:: Work request ::
Where the string "Connections" occurs in the material below, report the whole line.

Records provided Block Start

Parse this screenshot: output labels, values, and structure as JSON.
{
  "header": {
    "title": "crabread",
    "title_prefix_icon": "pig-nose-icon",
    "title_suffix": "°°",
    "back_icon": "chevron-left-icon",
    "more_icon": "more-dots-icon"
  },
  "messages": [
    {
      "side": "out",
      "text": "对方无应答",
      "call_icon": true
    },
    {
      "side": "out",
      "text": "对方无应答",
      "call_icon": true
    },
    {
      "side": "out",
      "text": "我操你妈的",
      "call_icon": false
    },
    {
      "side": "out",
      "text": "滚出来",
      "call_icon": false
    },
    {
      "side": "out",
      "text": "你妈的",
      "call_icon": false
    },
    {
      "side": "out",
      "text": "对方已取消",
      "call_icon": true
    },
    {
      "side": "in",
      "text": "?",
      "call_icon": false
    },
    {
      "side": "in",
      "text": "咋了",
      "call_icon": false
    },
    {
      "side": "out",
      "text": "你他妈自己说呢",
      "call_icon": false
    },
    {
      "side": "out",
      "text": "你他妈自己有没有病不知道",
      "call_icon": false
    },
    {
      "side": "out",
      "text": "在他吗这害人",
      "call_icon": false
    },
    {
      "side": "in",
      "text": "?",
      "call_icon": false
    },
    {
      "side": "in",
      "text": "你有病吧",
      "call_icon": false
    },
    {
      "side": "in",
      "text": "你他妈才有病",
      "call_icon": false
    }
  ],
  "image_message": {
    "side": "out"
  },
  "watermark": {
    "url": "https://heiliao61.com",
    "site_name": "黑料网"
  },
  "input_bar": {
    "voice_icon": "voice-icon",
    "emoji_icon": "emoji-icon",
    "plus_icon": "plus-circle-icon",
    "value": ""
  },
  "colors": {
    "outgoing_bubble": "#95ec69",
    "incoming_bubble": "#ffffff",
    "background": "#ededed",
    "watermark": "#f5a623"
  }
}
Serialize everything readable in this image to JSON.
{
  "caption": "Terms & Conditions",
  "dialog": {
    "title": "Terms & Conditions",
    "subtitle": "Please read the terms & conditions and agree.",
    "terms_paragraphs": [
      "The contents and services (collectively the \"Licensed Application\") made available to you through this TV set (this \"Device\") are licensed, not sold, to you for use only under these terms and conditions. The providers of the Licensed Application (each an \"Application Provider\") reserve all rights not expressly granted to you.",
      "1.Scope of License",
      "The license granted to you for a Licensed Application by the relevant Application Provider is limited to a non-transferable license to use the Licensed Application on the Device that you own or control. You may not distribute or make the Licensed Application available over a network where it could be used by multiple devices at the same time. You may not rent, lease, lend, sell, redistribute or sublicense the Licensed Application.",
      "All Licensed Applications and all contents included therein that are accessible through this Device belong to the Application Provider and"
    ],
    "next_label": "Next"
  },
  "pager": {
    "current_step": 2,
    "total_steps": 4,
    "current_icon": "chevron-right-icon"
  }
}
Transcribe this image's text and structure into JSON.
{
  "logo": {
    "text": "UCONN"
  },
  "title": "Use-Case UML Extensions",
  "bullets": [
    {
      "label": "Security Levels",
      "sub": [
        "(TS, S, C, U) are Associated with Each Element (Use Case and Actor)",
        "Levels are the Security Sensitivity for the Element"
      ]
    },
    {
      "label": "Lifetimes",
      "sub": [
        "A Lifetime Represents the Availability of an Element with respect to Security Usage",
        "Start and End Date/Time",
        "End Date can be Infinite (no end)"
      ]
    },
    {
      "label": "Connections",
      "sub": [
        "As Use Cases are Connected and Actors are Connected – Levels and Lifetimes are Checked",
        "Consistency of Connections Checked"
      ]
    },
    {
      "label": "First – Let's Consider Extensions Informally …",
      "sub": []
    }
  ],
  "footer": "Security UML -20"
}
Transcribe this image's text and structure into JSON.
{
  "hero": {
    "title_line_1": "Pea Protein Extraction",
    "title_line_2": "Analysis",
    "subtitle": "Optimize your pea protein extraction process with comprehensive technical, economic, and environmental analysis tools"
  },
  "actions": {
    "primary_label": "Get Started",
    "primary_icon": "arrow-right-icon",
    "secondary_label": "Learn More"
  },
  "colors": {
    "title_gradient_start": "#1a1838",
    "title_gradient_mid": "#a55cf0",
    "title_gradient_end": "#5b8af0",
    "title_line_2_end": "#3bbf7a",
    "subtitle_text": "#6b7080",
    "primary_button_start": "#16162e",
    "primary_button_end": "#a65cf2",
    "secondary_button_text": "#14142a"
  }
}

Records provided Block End

:: Response below ::
      "label": "Connections",
        "Consistency of Connections Checked"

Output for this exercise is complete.